____ Data section

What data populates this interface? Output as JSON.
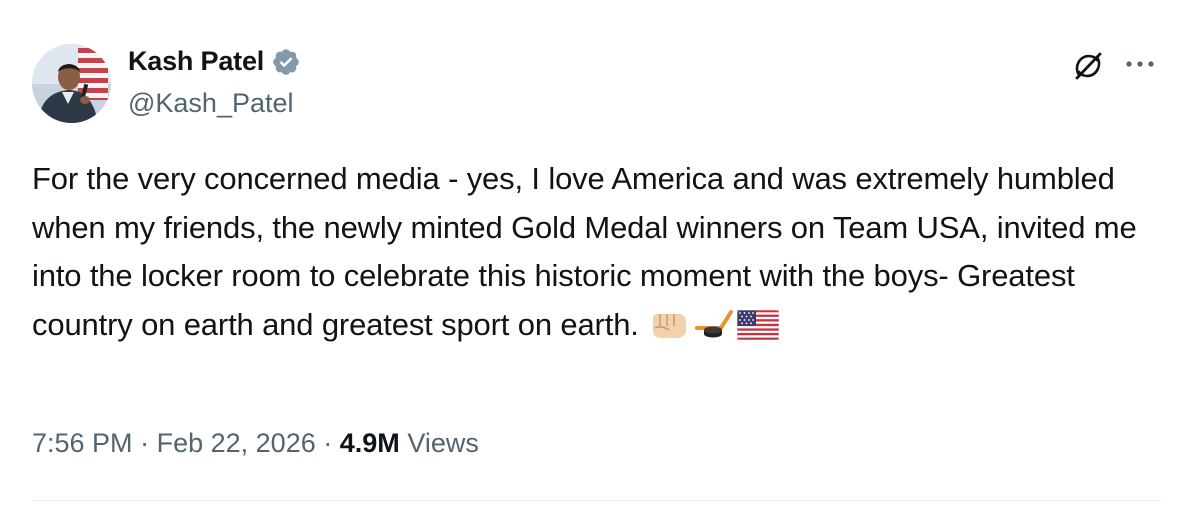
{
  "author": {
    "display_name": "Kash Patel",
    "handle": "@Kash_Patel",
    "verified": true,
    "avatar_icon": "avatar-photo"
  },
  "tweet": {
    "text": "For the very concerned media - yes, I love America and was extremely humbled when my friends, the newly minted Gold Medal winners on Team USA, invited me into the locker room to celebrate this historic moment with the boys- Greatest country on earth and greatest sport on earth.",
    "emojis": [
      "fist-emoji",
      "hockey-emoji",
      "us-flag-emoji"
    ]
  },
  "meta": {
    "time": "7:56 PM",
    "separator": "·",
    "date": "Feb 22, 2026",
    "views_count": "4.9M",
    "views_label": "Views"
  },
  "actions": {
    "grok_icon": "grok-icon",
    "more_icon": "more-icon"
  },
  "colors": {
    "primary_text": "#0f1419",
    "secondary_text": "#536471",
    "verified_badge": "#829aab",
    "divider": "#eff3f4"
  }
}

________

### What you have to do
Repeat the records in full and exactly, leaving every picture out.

### Response box
What data populates this interface? Output as JSON.
{
  "author": {
    "display_name": "Kash Patel",
    "handle": "@Kash_Patel",
    "verified": true,
    "avatar_icon": "avatar-photo"
  },
  "tweet": {
    "text": "For the very concerned media - yes, I love America and was extremely humbled when my friends, the newly minted Gold Medal winners on Team USA, invited me into the locker room to celebrate this historic moment with the boys- Greatest country on earth and greatest sport on earth.",
    "emojis": [
      "fist-emoji",
      "hockey-emoji",
      "us-flag-emoji"
    ]
  },
  "meta": {
    "time": "7:56 PM",
    "separator": "·",
    "date": "Feb 22, 2026",
    "views_count": "4.9M",
    "views_label": "Views"
  },
  "actions": {
    "grok_icon": "grok-icon",
    "more_icon": "more-icon"
  },
  "colors": {
    "primary_text": "#0f1419",
    "secondary_text": "#536471",
    "verified_badge": "#829aab",
    "divider": "#eff3f4"
  }
}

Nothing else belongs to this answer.